What did force a change was the opposition of Georgia and South Carolina (Hutchinson, Papers of James Madison, 2:202–206). British troops occupied large areas of both states and the Southerners feared that intransigence on the Mississippi issue only deprived them of the Spanish military, financial, and diplomatic support needed to win back their territory. This would be particularly important if a general peace conference convened and resulted in a peace settlement based on uti possidetis. Georgia proposed that Jay be directed to renounce navigation of the Mississippi below the 31st parallel, if to maintain that claim meant there would be no treaty. In return, Spain would finance the American war effort by loans or subsidies and would not approve any peace settlement opposed by the United States (JCC description begins Worthington C. Ford and others, eds., Journals of the Continental Congress, 1774–1789, Washington, 1904–1937; 34 vols. description ends , 18:1070–1071). Virginia reconsidered its position and on 15 Feb. 1781 new instructions based upon Georgia’s proposal were approved, but without being made contingent upon a Spanish loan or subsidy (same, 19:151–154). Although substantial, this concession was not enough to bring a Spanish-American treaty. This was because Congress still claimed the land between the 1763 proclamation line and the Mississippi and the right to free navigation above the 31st parallel, but also because Spain did not want a treaty based on any format to which the United States could conceivably agree.

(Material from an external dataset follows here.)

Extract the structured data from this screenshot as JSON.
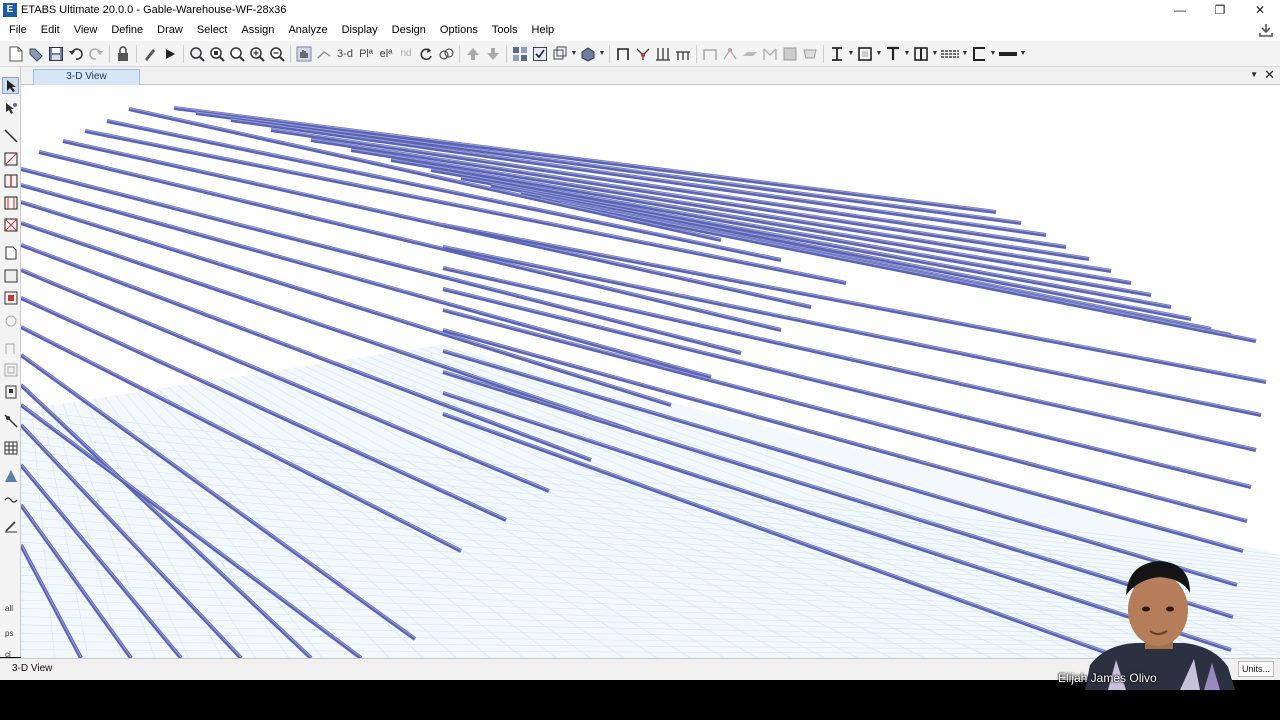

8. Lovell probably refers to Jay’s assertion, in a letter of 27 May to Gouverneur Morris, that he distrusted Carmichael (Richard B. Morris, John Jay: Unpublished Papers, 1745–1784, 2 vols., N.Y., 1975, 1980, 2:36). Morris’ letter to Lovell relating that information has not been found, but for an account of the Jay-Carmichael relationship, see same, 1:769–771. The reference to Carmichael as a “Gerardite” probably stems from his actions as a member of Congress from Nov. 1778 to Sept. 1779. Lovell thought Carmichael’s reconciliation with Silas Deane in the midst of the Deane-Lee controversy in 1778 strange and, upon Carmichael’s appointment as Jay’s secretary in late Sept. 1779, wrote JA that “I have seen full Proof of an Instance or two of radical Disingenuity in him” (vol. 7:153–154; 8:176–177).